[Start of section]

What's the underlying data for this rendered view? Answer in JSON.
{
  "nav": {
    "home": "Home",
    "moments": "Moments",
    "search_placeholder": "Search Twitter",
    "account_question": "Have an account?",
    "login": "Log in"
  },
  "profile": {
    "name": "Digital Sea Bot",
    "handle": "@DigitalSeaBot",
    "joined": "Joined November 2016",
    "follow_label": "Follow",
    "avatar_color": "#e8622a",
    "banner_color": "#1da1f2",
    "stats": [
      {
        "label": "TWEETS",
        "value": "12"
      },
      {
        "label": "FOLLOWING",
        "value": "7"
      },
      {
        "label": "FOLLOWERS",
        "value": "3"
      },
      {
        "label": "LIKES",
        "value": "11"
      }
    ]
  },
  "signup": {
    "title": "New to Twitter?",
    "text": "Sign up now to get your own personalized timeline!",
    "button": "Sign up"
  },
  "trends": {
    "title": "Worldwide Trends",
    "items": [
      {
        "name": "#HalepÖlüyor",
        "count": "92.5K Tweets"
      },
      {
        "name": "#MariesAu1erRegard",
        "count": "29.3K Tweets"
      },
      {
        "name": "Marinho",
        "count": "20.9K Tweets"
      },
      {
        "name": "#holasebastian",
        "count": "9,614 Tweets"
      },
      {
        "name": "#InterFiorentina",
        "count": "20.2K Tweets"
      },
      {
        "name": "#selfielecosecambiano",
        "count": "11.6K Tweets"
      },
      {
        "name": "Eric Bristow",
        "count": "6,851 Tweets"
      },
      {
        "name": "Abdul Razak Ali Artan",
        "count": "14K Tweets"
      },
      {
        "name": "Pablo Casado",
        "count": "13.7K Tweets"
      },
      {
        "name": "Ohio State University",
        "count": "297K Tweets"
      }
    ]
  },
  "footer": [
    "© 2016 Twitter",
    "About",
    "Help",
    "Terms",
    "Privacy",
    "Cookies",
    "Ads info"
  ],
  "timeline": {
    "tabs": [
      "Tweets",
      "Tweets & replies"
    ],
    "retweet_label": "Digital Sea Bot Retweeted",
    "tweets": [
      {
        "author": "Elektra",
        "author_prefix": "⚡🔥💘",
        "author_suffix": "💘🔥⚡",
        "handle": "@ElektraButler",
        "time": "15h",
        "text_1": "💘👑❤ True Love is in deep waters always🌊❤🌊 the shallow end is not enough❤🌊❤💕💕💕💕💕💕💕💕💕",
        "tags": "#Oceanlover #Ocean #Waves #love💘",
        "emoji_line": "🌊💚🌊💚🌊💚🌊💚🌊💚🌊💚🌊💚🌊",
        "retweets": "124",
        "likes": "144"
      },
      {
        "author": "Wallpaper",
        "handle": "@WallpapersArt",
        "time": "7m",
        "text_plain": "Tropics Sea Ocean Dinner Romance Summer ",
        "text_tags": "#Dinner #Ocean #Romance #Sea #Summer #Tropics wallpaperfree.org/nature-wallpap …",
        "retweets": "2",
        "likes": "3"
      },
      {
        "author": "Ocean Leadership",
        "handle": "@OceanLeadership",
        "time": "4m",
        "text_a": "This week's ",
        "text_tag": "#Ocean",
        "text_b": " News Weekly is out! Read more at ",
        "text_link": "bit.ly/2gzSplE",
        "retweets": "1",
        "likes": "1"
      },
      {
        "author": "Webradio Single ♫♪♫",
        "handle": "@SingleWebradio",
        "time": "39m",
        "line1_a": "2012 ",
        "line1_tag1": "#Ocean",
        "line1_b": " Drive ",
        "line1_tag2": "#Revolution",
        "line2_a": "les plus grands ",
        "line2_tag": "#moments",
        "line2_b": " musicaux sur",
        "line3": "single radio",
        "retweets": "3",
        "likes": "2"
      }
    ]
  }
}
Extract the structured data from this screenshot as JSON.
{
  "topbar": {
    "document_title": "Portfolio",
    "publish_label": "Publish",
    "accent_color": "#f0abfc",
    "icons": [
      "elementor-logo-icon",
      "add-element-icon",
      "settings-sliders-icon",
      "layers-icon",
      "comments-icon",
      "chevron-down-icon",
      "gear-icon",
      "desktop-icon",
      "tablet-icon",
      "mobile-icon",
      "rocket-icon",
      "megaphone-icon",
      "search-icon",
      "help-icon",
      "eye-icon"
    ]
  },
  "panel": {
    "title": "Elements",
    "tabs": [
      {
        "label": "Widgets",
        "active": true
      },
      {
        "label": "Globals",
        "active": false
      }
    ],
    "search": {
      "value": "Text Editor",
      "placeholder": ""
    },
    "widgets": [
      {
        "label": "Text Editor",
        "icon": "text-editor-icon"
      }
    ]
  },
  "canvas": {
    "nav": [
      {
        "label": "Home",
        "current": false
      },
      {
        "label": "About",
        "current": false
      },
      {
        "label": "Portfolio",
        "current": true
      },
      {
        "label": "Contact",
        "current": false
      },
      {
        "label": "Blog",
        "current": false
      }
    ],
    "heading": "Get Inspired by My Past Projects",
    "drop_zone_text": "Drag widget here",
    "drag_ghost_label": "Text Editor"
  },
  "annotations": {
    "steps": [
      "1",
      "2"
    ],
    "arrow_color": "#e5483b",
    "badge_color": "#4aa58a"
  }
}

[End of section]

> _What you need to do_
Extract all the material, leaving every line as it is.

> _Response area_
What's the underlying data for this rendered view? Answer in JSON.
{
  "nav": {
    "home": "Home",
    "moments": "Moments",
    "search_placeholder": "Search Twitter",
    "account_question": "Have an account?",
    "login": "Log in"
  },
  "profile": {
    "name": "Digital Sea Bot",
    "handle": "@DigitalSeaBot",
    "joined": "Joined November 2016",
    "follow_label": "Follow",
    "avatar_color": "#e8622a",
    "banner_color": "#1da1f2",
    "stats": [
      {
        "label": "TWEETS",
        "value": "12"
      },
      {
        "label": "FOLLOWING",
        "value": "7"
      },
      {
        "label": "FOLLOWERS",
        "value": "3"
      },
      {
        "label": "LIKES",
        "value": "11"
      }
    ]
  },
  "signup": {
    "title": "New to Twitter?",
    "text": "Sign up now to get your own personalized timeline!",
    "button": "Sign up"
  },
  "trends": {
    "title": "Worldwide Trends",
    "items": [
      {
        "name": "#HalepÖlüyor",
        "count": "92.5K Tweets"
      },
      {
        "name": "#MariesAu1erRegard",
        "count": "29.3K Tweets"
      },
      {
        "name": "Marinho",
        "count": "20.9K Tweets"
      },
      {
        "name": "#holasebastian",
        "count": "9,614 Tweets"
      },
      {
        "name": "#InterFiorentina",
        "count": "20.2K Tweets"
      },
      {
        "name": "#selfielecosecambiano",
        "count": "11.6K Tweets"
      },
      {
        "name": "Eric Bristow",
        "count": "6,851 Tweets"
      },
      {
        "name": "Abdul Razak Ali Artan",
        "count": "14K Tweets"
      },
      {
        "name": "Pablo Casado",
        "count": "13.7K Tweets"
      },
      {
        "name": "Ohio State University",
        "count": "297K Tweets"
      }
    ]
  },
  "footer": [
    "© 2016 Twitter",
    "About",
    "Help",
    "Terms",
    "Privacy",
    "Cookies",
    "Ads info"
  ],
  "timeline": {
    "tabs": [
      "Tweets",
      "Tweets & replies"
    ],
    "retweet_label": "Digital Sea Bot Retweeted",
    "tweets": [
      {
        "author": "Elektra",
        "author_prefix": "⚡🔥💘",
        "author_suffix": "💘🔥⚡",
        "handle": "@ElektraButler",
        "time": "15h",
        "text_1": "💘👑❤ True Love is in deep waters always🌊❤🌊 the shallow end is not enough❤🌊❤💕💕💕💕💕💕💕💕💕",
        "tags": "#Oceanlover #Ocean #Waves #love💘",
        "emoji_line": "🌊💚🌊💚🌊💚🌊💚🌊💚🌊💚🌊💚🌊",
        "retweets": "124",
        "likes": "144"
      },
      {
        "author": "Wallpaper",
        "handle": "@WallpapersArt",
        "time": "7m",
        "text_plain": "Tropics Sea Ocean Dinner Romance Summer ",
        "text_tags": "#Dinner #Ocean #Romance #Sea #Summer #Tropics wallpaperfree.org/nature-wallpap …",
        "retweets": "2",
        "likes": "3"
      },
      {
        "author": "Ocean Leadership",
        "handle": "@OceanLeadership",
        "time": "4m",
        "text_a": "This week's ",
        "text_tag": "#Ocean",
        "text_b": " News Weekly is out! Read more at ",
        "text_link": "bit.ly/2gzSplE",
        "retweets": "1",
        "likes": "1"
      },
      {
        "author": "Webradio Single ♫♪♫",
        "handle": "@SingleWebradio",
        "time": "39m",
        "line1_a": "2012 ",
        "line1_tag1": "#Ocean",
        "line1_b": " Drive ",
        "line1_tag2": "#Revolution",
        "line2_a": "les plus grands ",
        "line2_tag": "#moments",
        "line2_b": " musicaux sur",
        "line3": "single radio",
        "retweets": "3",
        "likes": "2"
      }
    ]
  }
}
Extract the structured data from this screenshot as JSON.
{
  "topbar": {
    "document_title": "Portfolio",
    "publish_label": "Publish",
    "accent_color": "#f0abfc",
    "icons": [
      "elementor-logo-icon",
      "add-element-icon",
      "settings-sliders-icon",
      "layers-icon",
      "comments-icon",
      "chevron-down-icon",
      "gear-icon",
      "desktop-icon",
      "tablet-icon",
      "mobile-icon",
      "rocket-icon",
      "megaphone-icon",
      "search-icon",
      "help-icon",
      "eye-icon"
    ]
  },
  "panel": {
    "title": "Elements",
    "tabs": [
      {
        "label": "Widgets",
        "active": true
      },
      {
        "label": "Globals",
        "active": false
      }
    ],
    "search": {
      "value": "Text Editor",
      "placeholder": ""
    },
    "widgets": [
      {
        "label": "Text Editor",
        "icon": "text-editor-icon"
      }
    ]
  },
  "canvas": {
    "nav": [
      {
        "label": "Home",
        "current": false
      },
      {
        "label": "About",
        "current": false
      },
      {
        "label": "Portfolio",
        "current": true
      },
      {
        "label": "Contact",
        "current": false
      },
      {
        "label": "Blog",
        "current": false
      }
    ],
    "heading": "Get Inspired by My Past Projects",
    "drop_zone_text": "Drag widget here",
    "drag_ghost_label": "Text Editor"
  },
  "annotations": {
    "steps": [
      "1",
      "2"
    ],
    "arrow_color": "#e5483b",
    "badge_color": "#4aa58a"
  }
}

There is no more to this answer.